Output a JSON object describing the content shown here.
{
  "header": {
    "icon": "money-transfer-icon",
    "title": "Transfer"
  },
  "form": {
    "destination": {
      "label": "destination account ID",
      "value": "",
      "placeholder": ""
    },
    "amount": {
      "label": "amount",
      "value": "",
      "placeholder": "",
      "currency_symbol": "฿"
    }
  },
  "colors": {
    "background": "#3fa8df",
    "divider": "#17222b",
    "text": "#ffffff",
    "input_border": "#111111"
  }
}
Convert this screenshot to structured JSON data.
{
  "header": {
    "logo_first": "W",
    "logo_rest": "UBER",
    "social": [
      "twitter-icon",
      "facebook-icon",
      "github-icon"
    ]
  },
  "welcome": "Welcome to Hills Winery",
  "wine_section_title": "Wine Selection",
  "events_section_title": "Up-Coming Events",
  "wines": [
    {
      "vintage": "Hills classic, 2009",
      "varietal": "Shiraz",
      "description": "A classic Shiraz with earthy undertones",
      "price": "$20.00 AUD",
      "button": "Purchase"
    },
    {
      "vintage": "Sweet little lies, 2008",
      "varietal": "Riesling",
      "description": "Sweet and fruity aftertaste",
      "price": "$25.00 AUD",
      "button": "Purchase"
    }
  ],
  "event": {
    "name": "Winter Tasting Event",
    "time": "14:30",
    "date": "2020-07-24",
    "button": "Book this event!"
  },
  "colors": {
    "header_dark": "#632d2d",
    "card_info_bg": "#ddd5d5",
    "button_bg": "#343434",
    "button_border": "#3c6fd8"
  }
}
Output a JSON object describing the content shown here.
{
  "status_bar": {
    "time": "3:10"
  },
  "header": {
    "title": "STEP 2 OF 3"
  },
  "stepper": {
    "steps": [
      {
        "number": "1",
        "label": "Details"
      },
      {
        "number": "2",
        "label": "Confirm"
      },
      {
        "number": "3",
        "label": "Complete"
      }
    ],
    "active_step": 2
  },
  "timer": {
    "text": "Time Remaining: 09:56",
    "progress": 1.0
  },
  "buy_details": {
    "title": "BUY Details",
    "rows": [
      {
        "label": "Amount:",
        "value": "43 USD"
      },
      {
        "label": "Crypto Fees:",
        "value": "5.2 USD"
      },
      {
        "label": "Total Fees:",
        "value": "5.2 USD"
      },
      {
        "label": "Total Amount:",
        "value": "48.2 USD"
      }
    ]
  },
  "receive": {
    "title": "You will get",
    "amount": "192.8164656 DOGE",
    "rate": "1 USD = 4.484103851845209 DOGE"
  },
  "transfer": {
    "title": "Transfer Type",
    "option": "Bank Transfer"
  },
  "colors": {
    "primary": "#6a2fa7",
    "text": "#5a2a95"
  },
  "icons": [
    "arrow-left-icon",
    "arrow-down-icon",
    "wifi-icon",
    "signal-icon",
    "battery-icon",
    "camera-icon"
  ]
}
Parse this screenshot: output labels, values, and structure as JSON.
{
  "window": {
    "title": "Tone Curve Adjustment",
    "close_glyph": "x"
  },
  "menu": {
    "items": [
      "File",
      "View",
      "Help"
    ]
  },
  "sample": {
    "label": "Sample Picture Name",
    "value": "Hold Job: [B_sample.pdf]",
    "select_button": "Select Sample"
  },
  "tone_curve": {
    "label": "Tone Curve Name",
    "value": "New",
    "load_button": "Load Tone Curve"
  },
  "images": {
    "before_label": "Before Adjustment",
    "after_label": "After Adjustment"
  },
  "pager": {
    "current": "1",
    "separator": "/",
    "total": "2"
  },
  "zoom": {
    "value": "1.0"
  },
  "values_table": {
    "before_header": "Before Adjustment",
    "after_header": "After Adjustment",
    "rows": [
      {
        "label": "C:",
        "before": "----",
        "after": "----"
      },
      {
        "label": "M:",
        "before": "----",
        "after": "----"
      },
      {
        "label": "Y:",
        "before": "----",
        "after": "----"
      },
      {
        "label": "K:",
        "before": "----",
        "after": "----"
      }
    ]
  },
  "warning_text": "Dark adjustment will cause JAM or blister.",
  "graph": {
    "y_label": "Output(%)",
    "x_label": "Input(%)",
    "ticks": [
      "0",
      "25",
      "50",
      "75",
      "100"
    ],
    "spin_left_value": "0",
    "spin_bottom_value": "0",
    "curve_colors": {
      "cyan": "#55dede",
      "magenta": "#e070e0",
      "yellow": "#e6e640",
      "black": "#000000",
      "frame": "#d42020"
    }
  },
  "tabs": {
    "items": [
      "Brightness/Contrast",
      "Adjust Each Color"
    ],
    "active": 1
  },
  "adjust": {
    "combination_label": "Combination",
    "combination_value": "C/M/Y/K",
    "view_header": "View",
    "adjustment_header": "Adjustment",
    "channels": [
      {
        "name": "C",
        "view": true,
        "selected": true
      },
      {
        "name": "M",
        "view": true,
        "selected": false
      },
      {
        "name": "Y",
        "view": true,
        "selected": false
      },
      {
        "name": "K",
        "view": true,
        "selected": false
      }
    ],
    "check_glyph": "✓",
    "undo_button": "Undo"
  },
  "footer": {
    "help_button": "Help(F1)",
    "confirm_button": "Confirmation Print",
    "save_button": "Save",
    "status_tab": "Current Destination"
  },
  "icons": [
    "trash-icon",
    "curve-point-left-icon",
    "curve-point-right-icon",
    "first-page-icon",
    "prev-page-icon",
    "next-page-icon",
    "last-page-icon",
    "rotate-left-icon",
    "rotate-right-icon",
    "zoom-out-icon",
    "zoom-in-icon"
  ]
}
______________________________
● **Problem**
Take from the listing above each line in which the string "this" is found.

● **Response box**
Convert this screenshot to structured JSON data.
    "button": "Book this event!"
Parse this screenshot: output labels, values, and structure as JSON.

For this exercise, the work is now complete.